From the data that follows, copy every line holding the string "JSON".

┄┄┄┄┄┄

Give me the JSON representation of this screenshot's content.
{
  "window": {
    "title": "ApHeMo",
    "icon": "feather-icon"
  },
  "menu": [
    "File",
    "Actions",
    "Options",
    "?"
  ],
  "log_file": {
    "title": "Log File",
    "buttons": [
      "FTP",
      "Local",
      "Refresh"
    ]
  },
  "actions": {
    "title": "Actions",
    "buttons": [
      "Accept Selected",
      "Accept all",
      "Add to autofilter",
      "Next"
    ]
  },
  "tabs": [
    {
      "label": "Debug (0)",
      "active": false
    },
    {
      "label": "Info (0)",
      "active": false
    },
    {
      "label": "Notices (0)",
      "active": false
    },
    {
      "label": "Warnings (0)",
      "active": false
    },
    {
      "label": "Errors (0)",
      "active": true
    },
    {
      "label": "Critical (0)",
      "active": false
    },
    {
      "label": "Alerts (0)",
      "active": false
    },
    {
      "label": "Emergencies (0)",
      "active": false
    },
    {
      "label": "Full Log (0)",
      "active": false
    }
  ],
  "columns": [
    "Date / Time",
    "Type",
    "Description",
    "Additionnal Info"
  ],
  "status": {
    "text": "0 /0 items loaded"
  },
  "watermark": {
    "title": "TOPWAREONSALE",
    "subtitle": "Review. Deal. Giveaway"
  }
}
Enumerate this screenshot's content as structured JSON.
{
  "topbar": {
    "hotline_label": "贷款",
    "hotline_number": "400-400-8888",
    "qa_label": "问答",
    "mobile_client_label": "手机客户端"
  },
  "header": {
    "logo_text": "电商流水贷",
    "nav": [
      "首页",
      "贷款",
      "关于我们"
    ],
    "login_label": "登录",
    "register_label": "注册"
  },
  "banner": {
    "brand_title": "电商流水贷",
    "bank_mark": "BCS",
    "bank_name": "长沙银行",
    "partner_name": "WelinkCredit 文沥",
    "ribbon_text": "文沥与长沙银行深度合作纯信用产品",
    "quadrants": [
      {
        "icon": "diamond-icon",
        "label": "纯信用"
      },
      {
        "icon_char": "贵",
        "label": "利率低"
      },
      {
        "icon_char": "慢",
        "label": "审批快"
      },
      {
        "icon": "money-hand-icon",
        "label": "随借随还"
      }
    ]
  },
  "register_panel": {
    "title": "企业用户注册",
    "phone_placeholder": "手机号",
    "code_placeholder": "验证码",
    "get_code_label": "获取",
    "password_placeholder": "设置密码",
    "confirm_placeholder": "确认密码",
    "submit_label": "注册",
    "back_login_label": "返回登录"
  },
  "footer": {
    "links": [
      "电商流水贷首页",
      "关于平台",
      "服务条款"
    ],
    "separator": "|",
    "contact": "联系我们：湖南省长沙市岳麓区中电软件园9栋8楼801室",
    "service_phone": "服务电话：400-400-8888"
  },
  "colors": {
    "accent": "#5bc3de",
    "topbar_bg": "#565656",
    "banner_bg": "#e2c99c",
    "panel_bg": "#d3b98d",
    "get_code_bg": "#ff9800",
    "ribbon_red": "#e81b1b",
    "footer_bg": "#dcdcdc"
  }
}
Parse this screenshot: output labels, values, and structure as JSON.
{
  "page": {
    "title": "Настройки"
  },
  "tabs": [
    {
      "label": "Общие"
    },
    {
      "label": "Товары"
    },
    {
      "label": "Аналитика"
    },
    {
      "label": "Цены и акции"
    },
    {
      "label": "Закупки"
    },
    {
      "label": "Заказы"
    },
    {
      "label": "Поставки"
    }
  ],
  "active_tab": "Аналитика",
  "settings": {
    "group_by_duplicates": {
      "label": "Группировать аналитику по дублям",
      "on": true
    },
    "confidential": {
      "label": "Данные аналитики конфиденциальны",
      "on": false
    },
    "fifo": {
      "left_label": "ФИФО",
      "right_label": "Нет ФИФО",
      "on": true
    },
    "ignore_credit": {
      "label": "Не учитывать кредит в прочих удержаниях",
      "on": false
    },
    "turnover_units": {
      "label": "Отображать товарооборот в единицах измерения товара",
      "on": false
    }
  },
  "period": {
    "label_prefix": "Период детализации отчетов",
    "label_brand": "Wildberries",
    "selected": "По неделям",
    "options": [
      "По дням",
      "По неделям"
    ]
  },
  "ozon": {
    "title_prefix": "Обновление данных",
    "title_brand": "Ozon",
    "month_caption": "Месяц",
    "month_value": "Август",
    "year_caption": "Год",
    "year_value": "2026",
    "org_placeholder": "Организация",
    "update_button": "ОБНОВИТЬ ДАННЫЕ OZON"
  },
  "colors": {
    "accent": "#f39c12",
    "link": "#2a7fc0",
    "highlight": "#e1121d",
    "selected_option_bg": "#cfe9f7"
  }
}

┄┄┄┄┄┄

WRITTEN ANSWER:
Give me the JSON representation of this screenshot's content.
Enumerate this screenshot's content as structured JSON.
Parse this screenshot: output labels, values, and structure as JSON.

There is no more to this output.